How did Timothy know that the Holy Scriptures were the Word of God? He knew it by divine teaching. He knew of whom he had learned. Here lay the secret. There was a living link between his soul and God, and he recognized in Scripture the very voice of God. Thus it must ever be. It will not do merely to be convinced in the intellect, by human arguments, human evidences, and human apologies, that the Bible is the Word of God; we must know its power in the heart and on the conscience by divine teaching; and when this is the case, we shall no more need human proofs of the divinity of the book than we need a rushlight at noonday to prove that the sun is shining. We shall then believe what God says because He says it, and not because man accredits it, nor because we feel it. ‘Abraham believed God, and it was counted unto him for righteousness.’ He did not want to go to the Chaldeans, or to the Egyptians, in order to find out from them if what he had heard was in reality the Word of God. No; he knew whom he had believed, and this gave him holy stability. He could say, beyond all question, ‘God has established a link between my soul and Himself, by means of His Word, which no power of earth or hell can ever snap.’ This is the true ground for every believer — man, woman, or child, in all ages and under all circumstances. This was the ground for Abraham and Josiah, for Luke and Theophilus, for Paul and Timothy; and it must be the ground for the writer and the reader of these words, else we shall never be able to stand against the rising tide of infidelity, which is sweeping away the very foundations on which thousands of professors are reposing.

However, we may well inquire, can a merely national profession, a hereditary faith, an educational creed, sustain the soul in the presence of an audacious scepticism that reasons about everything and believes nothing? Impossible! We must be able to stand before the sceptic, the rationalist, and the infidel, and say, in all the calmness and dignity of a divinely wrought faith, ‘I know whom I have believed.’ Then we shall be little moved by such books as, ‘The Phases of Faith,’ ‘Essays and Reviews,’ ‘Broken Lights,’ ‘Ecce Homo,’ or ‘Colenso.’ They will be no more to us than gnats in the sunshine. They cannot hide from our souls the heavenly beams of our Father’s revelation. God has spoken, and His voice reaches the heart. It makes itself heard above the din and confusion of this world, and all the strife and controversy of professing Christians. It gives rest and peace, strength and fixedness, to the believing heart and mind. The opinions of men may perplex and confound. We may not be able to thread our way through the labyrinths of human systems of theology; but God’s voice speaks in Holy Scripture — speaks to the heart — speaks to me. This is life and peace. It is all I want. Human writings may now go for what they are worth, seeing I have all I want in the ever-flowing fountain of inspiration — the peerless, precious volume of my God.”

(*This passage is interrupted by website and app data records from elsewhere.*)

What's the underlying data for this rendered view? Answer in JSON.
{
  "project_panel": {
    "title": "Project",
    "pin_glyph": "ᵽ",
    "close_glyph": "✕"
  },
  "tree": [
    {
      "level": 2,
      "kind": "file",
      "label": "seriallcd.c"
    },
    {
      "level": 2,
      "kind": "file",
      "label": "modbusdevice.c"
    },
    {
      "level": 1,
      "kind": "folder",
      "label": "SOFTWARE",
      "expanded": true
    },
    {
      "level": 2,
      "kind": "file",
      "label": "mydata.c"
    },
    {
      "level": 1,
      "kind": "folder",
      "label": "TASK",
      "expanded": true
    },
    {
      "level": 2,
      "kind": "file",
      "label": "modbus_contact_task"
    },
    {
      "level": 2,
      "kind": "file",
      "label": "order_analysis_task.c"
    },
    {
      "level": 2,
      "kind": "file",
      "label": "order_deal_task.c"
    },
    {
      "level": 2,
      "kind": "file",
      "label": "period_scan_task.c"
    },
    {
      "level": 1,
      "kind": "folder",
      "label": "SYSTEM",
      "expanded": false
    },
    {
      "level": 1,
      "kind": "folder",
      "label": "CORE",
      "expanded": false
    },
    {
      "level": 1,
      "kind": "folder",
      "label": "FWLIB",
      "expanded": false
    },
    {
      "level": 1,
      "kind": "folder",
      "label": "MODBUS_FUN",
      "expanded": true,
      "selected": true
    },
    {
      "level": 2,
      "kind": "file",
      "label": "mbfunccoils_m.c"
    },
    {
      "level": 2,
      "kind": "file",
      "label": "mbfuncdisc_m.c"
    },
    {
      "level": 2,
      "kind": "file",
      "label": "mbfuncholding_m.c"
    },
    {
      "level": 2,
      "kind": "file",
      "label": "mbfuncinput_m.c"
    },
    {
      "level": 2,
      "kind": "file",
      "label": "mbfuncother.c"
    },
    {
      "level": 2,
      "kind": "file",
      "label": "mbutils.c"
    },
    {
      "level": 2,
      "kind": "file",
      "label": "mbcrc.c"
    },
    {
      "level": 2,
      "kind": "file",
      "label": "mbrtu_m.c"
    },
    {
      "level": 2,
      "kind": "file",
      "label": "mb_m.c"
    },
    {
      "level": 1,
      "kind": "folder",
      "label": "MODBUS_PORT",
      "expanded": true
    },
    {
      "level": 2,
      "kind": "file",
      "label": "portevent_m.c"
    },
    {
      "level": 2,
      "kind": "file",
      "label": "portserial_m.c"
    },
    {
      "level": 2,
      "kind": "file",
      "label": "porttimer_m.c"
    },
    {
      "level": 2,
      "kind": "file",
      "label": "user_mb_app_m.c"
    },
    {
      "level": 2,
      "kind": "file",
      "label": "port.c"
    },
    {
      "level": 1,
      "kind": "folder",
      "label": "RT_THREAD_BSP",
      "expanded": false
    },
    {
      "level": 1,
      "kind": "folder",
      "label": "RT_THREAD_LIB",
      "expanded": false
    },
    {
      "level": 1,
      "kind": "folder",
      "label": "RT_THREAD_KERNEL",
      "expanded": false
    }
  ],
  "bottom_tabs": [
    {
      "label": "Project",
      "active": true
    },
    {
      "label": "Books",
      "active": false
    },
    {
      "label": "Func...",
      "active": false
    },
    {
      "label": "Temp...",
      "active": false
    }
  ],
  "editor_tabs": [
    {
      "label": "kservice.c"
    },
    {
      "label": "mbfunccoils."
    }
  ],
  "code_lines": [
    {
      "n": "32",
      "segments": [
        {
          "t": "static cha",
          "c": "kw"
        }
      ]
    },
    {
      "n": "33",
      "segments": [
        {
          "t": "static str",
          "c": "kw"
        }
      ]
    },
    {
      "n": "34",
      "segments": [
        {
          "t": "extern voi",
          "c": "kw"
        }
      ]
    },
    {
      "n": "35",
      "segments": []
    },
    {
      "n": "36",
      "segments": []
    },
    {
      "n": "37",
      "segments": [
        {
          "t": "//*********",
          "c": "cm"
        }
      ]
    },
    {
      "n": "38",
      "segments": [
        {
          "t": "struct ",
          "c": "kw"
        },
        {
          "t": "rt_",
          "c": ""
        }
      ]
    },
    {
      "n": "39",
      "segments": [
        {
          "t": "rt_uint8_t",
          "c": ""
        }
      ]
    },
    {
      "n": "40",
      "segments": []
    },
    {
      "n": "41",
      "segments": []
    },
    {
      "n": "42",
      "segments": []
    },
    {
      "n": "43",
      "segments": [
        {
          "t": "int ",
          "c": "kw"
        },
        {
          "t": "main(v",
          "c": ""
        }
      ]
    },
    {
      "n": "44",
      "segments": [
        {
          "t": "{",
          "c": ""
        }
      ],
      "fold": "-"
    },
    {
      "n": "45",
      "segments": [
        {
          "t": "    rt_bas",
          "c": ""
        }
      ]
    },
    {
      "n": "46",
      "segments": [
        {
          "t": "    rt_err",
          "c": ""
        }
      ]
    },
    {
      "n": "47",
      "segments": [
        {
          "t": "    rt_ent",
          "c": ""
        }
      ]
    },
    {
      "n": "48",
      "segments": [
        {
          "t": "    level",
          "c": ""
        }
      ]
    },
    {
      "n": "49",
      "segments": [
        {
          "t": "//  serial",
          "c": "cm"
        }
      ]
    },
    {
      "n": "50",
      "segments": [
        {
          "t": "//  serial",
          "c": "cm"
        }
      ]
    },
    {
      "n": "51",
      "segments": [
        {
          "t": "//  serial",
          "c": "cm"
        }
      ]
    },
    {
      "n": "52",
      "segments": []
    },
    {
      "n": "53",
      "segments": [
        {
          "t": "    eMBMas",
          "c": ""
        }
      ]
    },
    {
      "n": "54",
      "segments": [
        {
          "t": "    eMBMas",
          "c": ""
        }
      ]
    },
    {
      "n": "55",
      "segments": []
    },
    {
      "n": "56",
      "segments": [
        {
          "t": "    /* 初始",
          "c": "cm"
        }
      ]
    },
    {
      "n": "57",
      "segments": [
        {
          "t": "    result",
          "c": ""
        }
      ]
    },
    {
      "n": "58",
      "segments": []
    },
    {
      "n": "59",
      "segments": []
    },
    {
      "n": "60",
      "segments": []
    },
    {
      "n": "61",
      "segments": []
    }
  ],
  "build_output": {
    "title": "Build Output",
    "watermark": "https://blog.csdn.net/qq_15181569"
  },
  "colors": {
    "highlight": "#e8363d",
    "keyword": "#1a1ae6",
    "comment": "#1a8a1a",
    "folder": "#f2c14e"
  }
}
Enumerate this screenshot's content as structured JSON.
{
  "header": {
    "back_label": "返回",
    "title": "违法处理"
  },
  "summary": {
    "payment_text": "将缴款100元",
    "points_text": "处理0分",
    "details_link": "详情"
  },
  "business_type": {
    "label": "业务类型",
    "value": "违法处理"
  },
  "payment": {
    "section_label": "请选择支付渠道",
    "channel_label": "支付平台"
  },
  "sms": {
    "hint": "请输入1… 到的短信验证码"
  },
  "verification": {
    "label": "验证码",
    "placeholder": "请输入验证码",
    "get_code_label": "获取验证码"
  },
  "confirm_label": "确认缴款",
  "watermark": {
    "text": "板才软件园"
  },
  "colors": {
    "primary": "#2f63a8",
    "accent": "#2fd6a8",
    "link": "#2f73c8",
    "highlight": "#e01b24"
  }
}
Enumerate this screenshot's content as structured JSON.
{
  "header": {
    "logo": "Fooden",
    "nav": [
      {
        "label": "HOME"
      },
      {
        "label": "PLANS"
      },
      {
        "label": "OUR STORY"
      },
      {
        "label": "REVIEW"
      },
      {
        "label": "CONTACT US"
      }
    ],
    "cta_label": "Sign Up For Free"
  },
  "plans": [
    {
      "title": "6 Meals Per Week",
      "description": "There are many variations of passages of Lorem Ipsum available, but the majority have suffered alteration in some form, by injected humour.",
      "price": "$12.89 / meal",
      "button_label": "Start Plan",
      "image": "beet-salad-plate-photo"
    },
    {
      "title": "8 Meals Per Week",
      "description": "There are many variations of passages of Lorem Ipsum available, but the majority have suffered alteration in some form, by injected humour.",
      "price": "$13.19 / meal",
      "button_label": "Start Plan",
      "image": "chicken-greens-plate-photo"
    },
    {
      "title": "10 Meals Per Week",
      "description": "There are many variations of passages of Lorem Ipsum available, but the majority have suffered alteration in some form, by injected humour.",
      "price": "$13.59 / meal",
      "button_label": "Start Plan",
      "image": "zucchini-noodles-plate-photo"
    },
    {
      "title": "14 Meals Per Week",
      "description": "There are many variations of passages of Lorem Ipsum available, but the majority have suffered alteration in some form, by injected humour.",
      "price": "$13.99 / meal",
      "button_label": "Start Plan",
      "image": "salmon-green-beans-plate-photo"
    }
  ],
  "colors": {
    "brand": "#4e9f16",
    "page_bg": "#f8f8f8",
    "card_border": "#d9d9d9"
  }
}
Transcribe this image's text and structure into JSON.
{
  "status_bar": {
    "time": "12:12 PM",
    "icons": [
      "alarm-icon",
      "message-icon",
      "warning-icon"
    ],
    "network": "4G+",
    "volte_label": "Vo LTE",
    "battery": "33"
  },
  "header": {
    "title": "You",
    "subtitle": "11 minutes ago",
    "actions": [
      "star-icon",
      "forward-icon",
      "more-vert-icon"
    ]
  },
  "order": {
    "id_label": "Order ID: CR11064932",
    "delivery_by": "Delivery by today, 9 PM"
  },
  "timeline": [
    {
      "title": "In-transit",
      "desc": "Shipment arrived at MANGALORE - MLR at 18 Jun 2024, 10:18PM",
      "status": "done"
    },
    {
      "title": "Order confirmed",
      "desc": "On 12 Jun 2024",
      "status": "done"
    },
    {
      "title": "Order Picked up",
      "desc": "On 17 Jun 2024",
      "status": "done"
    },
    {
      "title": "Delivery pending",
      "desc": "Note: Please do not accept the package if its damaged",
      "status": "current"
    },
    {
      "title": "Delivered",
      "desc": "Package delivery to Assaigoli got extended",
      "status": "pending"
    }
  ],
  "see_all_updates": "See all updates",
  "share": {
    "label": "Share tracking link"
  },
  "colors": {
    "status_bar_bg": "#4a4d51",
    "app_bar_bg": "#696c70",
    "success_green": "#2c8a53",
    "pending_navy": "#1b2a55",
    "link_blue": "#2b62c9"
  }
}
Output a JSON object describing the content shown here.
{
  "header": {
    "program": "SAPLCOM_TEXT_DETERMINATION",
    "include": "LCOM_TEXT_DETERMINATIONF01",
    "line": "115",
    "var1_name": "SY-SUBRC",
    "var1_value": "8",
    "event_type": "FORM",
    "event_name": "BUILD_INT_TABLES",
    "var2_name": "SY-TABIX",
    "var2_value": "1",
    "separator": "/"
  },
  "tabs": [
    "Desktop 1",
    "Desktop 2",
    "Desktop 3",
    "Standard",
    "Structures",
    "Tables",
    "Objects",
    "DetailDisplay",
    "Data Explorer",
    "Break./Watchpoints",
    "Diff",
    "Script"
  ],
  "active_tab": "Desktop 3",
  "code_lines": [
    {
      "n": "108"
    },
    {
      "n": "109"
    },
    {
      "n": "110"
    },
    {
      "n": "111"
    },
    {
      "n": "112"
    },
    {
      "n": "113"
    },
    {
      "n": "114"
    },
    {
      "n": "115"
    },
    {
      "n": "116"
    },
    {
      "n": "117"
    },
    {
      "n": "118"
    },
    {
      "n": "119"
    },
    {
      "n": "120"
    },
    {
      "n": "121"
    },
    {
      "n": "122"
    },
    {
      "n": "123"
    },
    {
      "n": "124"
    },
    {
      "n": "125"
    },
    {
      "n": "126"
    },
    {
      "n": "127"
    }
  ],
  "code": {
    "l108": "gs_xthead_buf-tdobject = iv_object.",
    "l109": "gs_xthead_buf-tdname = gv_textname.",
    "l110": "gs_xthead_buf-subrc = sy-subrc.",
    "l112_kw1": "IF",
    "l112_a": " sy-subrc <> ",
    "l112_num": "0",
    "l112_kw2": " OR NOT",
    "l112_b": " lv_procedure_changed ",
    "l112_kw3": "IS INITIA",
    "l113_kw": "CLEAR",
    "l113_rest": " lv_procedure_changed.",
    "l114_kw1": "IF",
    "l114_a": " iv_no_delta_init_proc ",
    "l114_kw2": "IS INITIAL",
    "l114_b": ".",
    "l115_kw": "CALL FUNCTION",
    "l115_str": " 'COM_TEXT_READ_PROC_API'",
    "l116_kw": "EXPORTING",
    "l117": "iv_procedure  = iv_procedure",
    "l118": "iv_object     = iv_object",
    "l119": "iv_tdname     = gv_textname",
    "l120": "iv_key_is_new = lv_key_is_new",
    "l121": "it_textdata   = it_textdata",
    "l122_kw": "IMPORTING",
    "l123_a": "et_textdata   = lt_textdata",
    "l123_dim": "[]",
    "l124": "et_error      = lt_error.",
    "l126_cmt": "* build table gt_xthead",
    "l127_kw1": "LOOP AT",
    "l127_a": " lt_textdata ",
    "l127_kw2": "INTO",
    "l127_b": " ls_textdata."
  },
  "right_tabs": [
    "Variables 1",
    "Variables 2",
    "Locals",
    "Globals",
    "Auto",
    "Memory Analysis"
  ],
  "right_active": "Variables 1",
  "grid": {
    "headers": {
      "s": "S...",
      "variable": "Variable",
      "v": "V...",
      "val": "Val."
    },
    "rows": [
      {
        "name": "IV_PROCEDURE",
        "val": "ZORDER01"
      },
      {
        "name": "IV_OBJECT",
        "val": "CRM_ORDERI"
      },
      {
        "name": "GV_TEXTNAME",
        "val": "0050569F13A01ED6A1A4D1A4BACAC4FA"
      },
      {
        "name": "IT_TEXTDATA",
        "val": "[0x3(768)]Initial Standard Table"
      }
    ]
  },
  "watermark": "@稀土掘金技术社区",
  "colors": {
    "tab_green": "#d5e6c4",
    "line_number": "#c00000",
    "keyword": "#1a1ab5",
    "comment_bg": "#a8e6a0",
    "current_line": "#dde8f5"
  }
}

Excerpted from C.H. Mackintosh, The Life & Times of Josiah, found here:  http://www.stempublishing.com/authors/mackintosh/Bk4/JOSIAH.html   Accessed on 5/15/11.